§ What the task asks
The output should be every line below that includes the word "Encoding".

- - - - - - -

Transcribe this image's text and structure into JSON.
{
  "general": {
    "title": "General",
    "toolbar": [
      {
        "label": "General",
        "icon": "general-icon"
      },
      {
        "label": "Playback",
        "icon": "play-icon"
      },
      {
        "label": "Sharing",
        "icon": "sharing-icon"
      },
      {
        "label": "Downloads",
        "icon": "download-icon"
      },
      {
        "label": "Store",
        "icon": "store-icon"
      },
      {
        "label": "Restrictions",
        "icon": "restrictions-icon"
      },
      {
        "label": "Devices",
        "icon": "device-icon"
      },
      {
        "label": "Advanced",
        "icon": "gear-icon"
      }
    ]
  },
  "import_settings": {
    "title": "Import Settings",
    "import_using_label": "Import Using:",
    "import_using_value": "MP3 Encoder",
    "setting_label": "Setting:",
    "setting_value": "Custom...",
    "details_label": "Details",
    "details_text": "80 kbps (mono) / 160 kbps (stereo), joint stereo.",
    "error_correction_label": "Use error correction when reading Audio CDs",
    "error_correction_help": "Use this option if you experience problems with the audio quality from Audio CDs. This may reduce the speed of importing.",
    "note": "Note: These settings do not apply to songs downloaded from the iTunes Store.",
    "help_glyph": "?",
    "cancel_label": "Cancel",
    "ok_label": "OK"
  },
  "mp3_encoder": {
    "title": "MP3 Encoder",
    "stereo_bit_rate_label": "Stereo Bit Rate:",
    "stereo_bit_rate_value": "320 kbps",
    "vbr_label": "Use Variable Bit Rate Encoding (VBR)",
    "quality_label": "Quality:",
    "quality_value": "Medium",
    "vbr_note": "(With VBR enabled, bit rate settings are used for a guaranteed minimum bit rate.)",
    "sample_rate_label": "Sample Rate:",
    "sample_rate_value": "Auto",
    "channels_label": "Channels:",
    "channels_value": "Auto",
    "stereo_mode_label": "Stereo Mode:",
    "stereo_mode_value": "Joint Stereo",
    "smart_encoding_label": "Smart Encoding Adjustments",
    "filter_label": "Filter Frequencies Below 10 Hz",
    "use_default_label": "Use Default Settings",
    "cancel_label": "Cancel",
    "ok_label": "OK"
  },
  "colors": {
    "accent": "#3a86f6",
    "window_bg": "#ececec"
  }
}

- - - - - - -

§ Solution to the problem
    "vbr_label": "Use Variable Bit Rate Encoding (VBR)",
    "smart_encoding_label": "Smart Encoding Adjustments",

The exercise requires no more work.